Statement on Closure of Schools in Rural Communities

Friends of Redtail Society (FRS) was born out of a realization that an all out assault on rural communities was in progress, manifested in many ways, particularly in the clear-cutting and destruction of our forests and the habitats they provide. Since its beginning in 2007, FRS has managed to save 313 acres of local forest and is now engaged in the “second step”, the “how-to” of developing and deepening a respectful relationship between humans and this land and all its Beings.

This forest-centered focus of FRS exists within a broader framework, one which seeks to promote community engagement in the health and well-being of its bioregion. To further this goal, FRS has spoken out about other areas of concern which impact rural communities, like on- shore oil and gas development, including hydraulic fracturing (“fracking”), and industrial scale wind projects. This statement continues this practice.


Photo: Direct action at River John Consolidated School, Photo River John HUB

Rural communities in Nova Scotia are experiencing not just an assault on the natural world of forests and plants and animals and on the air, water and soil. An assault of a different sort is underway as well, this time on the rural communities themselves, and on their human inhabitants, especially the little ones. In many parts of Nova Scotia today, rural children as young as four years are being bussed out of their home communities to schools in distant communities. Rural school and district consolidation policies have for many decades resulted in wide scale bussing and relocation of rural children. But recent local events point to an important and significant qualitative difference.

For the most part, bussing rural school children used to consist of gathering high school, and eventually junior high school students from reasonably close communities and depositing them in one modern, consolidated “rural” facility. Over time, as school districts became more and more consolidated, and as enrolments declined, under-utilized facilities were filled by closing smaller and more distant schools. This resulted in a substantial increase in the number of students bussed, as well as longer bus rides over greater distances.

Over many decades this practice of closing, consolidating and bussing has brought small rural communities to the place they find themselves today – being emptied of all their school aged children. Usually, in the best case scenario, the relocated children went together to a receiving school. Today, even that small comfort is not assured. Within the bioregion that is of concern to FRS, seventy plus Primary to Grade 9 students of a local school have been scattered among five or six schools outside their home community, arbitrarily chosen to accommodate the receiving schools’ student capacity.

The school closure processes forced upon communities and their various “save our school” committees have been arduous to say the least. Surely there is something dramatically wrong with attitudes, policies and regulations that govern education practices in this province. The scars of rural school closures and community decline dominate the rural landscape.


Photo: Direct action in River John, Photo River John HUB

FRS calls upon the Government of Nova Scotia to show real and necessary leadership at this critical time in the history of our province and of our rural communities.
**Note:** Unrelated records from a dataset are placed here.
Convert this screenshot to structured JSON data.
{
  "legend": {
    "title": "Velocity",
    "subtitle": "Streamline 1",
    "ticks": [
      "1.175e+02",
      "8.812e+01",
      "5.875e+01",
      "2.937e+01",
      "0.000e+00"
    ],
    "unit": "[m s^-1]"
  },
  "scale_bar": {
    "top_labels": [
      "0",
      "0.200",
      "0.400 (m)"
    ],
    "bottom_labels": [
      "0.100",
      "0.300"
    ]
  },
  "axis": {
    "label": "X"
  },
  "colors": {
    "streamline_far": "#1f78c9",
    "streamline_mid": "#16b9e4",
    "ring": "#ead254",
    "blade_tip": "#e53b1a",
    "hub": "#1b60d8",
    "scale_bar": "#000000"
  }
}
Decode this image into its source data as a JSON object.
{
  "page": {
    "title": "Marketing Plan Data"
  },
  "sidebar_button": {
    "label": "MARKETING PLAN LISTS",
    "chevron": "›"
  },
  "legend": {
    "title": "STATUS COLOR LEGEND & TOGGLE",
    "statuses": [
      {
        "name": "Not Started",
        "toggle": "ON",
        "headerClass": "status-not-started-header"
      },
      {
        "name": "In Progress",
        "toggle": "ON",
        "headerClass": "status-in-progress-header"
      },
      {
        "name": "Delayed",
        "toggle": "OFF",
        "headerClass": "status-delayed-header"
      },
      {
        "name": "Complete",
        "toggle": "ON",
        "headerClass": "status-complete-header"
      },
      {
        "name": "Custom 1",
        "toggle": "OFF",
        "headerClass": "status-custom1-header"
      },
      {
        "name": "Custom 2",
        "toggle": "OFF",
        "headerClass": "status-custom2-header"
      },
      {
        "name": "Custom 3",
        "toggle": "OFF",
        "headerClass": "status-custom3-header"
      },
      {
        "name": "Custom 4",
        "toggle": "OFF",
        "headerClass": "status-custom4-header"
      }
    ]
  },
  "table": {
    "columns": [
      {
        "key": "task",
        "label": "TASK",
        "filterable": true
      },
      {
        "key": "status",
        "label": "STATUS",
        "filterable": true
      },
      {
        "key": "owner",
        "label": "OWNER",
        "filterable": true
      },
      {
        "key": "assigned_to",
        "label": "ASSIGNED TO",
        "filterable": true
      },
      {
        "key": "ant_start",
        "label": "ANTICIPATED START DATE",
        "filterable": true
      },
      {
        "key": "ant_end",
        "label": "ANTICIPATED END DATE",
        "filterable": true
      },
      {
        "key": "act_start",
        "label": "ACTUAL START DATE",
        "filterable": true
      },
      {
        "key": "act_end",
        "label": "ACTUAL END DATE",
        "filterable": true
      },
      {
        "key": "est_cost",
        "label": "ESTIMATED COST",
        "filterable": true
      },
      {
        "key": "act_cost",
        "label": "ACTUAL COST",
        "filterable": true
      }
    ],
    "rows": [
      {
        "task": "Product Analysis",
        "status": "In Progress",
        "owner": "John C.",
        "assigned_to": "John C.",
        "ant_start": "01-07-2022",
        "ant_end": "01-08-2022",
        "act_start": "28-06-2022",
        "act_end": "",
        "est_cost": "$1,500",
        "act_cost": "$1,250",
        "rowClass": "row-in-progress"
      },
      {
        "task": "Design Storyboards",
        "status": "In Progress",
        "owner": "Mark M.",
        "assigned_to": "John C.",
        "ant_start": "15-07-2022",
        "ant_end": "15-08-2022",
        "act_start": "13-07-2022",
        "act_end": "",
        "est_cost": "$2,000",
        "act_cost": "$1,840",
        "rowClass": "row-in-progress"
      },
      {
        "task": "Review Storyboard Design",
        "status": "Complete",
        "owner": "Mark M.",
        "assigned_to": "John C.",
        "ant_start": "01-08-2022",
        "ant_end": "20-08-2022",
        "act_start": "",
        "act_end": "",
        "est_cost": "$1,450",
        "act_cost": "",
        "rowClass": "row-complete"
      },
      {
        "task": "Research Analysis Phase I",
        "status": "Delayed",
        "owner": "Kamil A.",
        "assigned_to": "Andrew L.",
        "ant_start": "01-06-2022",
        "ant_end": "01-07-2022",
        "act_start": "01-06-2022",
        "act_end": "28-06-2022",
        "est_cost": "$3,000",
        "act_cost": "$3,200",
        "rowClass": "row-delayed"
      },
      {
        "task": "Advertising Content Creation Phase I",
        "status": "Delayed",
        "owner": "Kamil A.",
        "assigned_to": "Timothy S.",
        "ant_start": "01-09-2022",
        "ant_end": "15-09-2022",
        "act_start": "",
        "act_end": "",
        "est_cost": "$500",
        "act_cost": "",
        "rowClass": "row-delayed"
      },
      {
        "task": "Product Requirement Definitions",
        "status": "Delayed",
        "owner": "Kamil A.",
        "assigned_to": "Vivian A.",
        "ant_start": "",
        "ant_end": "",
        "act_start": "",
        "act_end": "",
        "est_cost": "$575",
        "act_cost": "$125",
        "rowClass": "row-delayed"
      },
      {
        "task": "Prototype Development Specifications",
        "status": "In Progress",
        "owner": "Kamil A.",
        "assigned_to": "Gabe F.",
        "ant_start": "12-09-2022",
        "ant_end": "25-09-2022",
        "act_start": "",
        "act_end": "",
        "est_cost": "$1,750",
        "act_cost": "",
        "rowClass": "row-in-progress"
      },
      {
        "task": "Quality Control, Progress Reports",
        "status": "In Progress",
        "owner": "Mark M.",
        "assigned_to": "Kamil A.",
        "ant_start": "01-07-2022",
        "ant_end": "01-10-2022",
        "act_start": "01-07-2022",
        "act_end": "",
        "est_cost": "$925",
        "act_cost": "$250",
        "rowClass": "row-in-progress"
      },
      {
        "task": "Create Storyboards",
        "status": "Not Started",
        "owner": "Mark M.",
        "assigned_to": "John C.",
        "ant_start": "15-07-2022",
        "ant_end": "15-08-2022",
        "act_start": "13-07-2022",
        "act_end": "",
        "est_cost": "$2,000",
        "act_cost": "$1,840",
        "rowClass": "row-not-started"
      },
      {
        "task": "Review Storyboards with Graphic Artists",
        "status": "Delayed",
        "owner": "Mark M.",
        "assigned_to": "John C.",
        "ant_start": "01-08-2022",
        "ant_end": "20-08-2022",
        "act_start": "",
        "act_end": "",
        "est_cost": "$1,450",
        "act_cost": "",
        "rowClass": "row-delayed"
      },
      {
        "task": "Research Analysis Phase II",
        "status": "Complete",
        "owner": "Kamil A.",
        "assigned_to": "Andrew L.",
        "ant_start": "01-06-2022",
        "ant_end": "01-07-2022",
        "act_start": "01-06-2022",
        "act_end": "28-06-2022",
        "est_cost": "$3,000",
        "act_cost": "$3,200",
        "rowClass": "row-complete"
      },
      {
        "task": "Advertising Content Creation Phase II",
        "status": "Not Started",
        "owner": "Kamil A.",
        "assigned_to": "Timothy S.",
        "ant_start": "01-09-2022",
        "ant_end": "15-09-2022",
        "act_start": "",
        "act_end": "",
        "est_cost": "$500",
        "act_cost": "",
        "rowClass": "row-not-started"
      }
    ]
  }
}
We call for the implementation of a radically different approach to rural education and rural communities, one that reflects the interconnectedness and interdependence of both rural and urban communities, and that acknowledges the validity and value of rural life, and acts to support the health and well-being of rural communities not just for the present but for generations to come.

Centralization, globalization and urbanization have torn many services and amenities from rural communities. Rural citizens are finding innovative ways not just to live and manage but to thrive in spite of these realities. Systematically forcing the relocation of rural children from their communities tears out the very heart and soul of that community. Small rural schools, particularly at the elementary level, define and nurture the rural child’s community identity. Over countless generations this grounding in their community has led to the significant contribution and enrichment that rural citizens have brought to this province. Over time, destroying the community identity in the child, whether intended or not, will effectively destroy the whole community.

People in rural communities understand this. They continue to mount impressive resistance to the forced closure of their community schools. FRS supports and applauds their heroic efforts. If it is not visible to all now, the hindsight of time will show the deep wisdom of these actions.